— Provided material —
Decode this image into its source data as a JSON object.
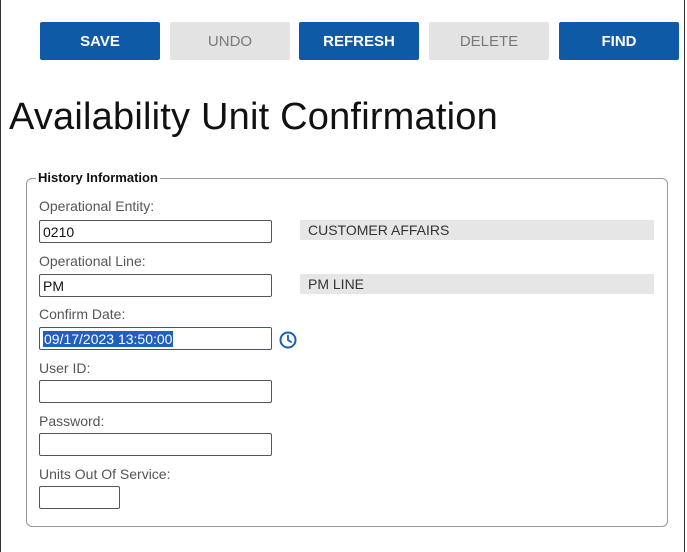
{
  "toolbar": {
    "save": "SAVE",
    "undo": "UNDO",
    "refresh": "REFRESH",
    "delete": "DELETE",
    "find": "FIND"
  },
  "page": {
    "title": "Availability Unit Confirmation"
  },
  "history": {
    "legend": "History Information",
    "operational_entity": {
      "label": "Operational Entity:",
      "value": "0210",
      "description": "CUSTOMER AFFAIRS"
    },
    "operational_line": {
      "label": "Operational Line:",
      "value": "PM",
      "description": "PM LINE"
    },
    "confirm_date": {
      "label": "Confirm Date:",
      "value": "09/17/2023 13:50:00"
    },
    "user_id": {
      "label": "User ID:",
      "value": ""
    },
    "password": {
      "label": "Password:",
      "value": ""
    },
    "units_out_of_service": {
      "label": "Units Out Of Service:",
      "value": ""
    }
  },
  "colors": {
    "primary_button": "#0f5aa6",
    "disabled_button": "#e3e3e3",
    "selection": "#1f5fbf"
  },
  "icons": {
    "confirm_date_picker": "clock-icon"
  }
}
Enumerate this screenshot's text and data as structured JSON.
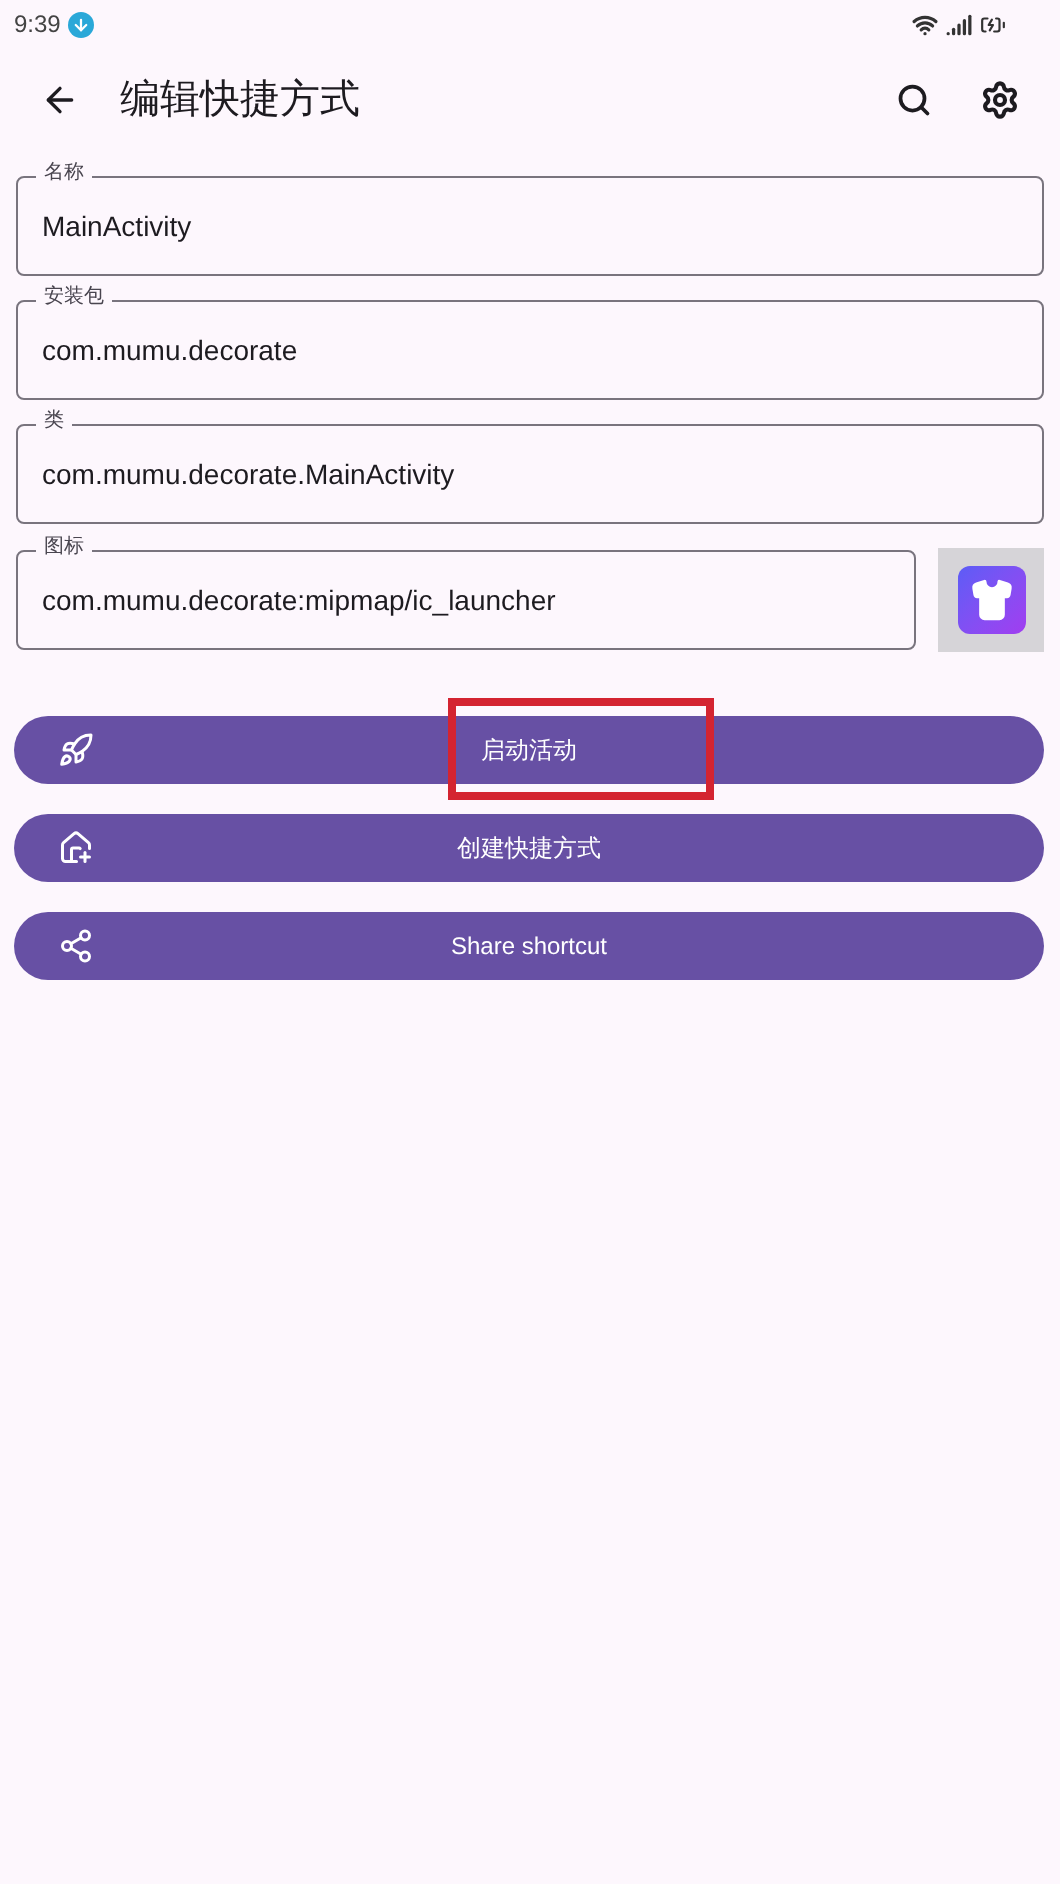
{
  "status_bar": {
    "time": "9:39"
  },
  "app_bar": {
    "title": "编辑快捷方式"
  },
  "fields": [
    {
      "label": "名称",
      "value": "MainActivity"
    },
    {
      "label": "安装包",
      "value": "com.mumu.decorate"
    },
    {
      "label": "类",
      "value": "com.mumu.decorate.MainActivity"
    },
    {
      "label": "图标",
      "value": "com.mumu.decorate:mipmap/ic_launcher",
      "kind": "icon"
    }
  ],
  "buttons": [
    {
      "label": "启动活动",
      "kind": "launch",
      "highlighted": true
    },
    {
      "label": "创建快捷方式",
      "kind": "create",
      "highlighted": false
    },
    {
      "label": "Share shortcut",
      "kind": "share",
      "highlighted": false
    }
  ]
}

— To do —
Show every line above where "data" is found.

— Solution to this task —
Decode this image into its source data as a JSON object.
Enumerate this screenshot's text and data as structured JSON.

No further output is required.